As could be remembered, discussions about children in St. Maarten was recently at the forefront, among others, because of serious damages sustained to schools, in addition to the thousands of home structures. Many parents opted, among other things, to evacuate children to Curacao, Aruba, and Holland to attend school.
But discussions about the country’s children have been ongoing for some time. This is visible in the various laws and policies that are in place, such as the Law on Compulsory Education, the Integrated Youth Policy, that is presently being updated, and the National Early Childhood Development Policy, that is now being drafted.
The passage of the storm has cemented the need to review all policies in order to update them to include areas pertaining to disaster, amongst others. Research and reading up on these policies will help the community to better meet the needs of children as the most vulnerable among us.
Around the world, many schools and other educational institutions make special efforts to inform children of their rights according to the Declaration of the Rights of the Child and the Convention on the Rights of the Child. Teachers are encouraged to stimulate their pupils to think about the differences between themselves and others and explain the idea of “rights”.
Every year on St. Maarten, the Department of Youth Affairs in collaboration with the Court of guardianship, St. Maarten Youth Council, the St. Maarten National Commission for UNESCO, St. Maarten Early Childhood Development Association (SECDA) and the Department responsible for youth affairs on the French side of St. Maarten organize activities (like presentations in song, dance, poetry, debates, panel discussions) to inform youth of St. Maarten about their rights. Events are also held to commemorate this international day.
The Sustainable Development Goals (SDGs), like the Millennium Development Goals before them, are playing a significant role in determining the global approach to international development. Though goals focus on sustainable development, they are inseparably linked to human rights generally, and the rights of children specifically.
When asking ourselves what we can do for children, we can look at the SDGs, whether poverty (Goal 1), hunger (Goal 2), health (Goal 3), education (Goal 4), gender equality (Goal 5), climate change (Goal 13) or violence against children (Goal 16.2) and find targets and indicators which can help us to support and monitor the children rights situation on Sint Maarten, starting by making children and parents aware of those fundamental rights.
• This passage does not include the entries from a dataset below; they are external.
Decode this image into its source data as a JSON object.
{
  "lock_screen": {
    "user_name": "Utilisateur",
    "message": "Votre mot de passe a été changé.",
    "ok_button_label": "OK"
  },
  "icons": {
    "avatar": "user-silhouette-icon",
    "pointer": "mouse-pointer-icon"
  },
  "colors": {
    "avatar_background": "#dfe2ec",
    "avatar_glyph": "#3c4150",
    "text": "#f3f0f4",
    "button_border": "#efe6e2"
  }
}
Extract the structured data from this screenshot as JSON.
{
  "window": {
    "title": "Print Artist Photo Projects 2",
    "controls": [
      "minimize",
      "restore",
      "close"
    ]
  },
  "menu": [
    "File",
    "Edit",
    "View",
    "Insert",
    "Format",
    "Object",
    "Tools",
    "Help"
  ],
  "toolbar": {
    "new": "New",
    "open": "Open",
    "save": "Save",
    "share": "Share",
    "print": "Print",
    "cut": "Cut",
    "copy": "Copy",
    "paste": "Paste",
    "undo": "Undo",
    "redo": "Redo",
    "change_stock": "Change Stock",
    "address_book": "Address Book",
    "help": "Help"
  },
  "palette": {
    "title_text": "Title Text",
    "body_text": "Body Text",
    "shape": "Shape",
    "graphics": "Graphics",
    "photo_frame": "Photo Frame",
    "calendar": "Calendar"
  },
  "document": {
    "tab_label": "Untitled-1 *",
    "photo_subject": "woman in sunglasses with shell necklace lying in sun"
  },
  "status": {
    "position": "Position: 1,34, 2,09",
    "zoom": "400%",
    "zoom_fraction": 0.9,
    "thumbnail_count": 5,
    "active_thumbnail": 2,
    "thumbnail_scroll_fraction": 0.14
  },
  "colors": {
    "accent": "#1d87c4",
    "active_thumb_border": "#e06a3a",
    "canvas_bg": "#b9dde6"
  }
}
In the current context of St. Maarten recovering from the September 2017 hurricanes, November 20 should be seen as an opportunity to give consideration as to how to continue giving content to promoting and protecting children’s rights. Points for discussion can always vary, but can include topics such as social protection and support for children as well as prevention of overweight and obesity among children through healthy weight-programs in districts and schools.